Khapusas were heavy boots that covered the knees. Made to protect the wearer from snow, snakes, stones, and the cold, khapusas were worn in northern India, especially in the Himalayan Mountains, from the first century C.E.
Boots are thought to have been brought to India by foreigners. Boots were a common foot covering of early invaders from central Asia, including the Moguls, Afghans, and Persians. The ancient Indian rulers of the Kushan Empire, which flourished in what is now Pakistan, Afghanistan, and northwest India from about 50 to the mid-second century C.E. were among the first to bring khapusas to India. Many depictions and statues of foreigners in India show them wearing heavy boots. No early examples of khapusas remain, but recovered paintings and sculptural artifacts suggest that the boots were made of heavy leather, sometimes decorated with patterns.
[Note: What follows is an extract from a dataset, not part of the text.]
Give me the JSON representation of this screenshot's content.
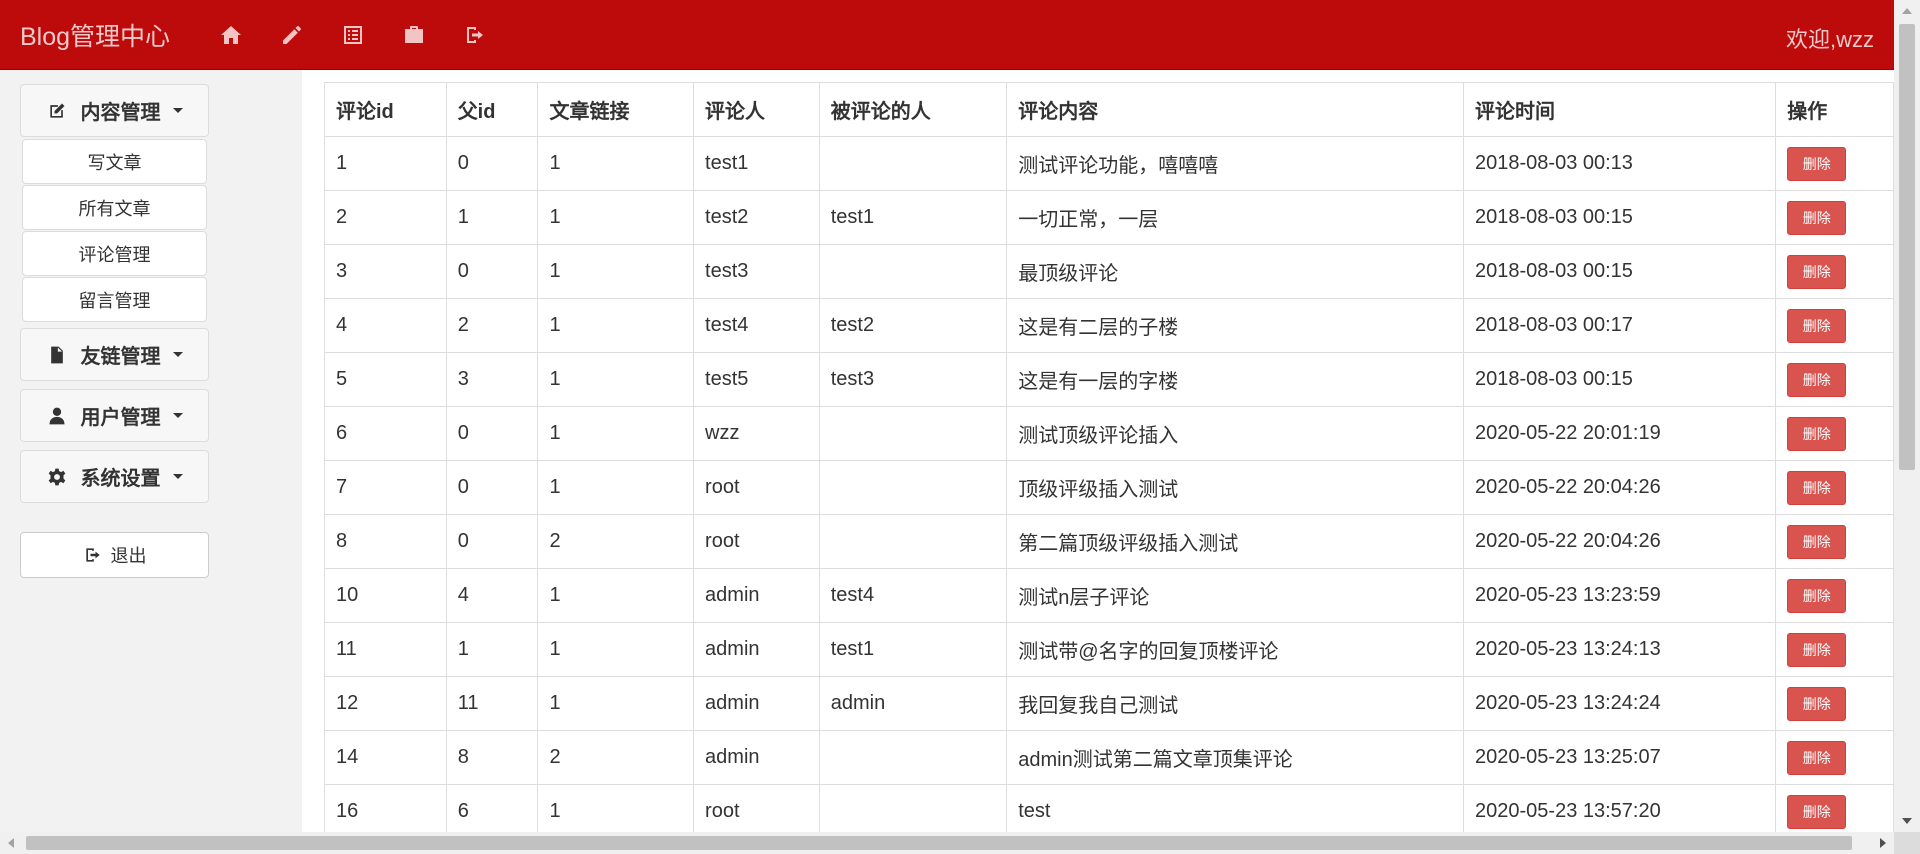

Boots were practical for those living in the cold mountains of northern India, but most Indians went barefoot when weather permitted. Other than mountain dwellers, the only other people to regularly wear boots were horsemen and soldiers.
Jain-Neubauer, Jutta. Feet and Footwear in Indian Culture. Toronto, Canada: Bata Shoe Museum, 2000.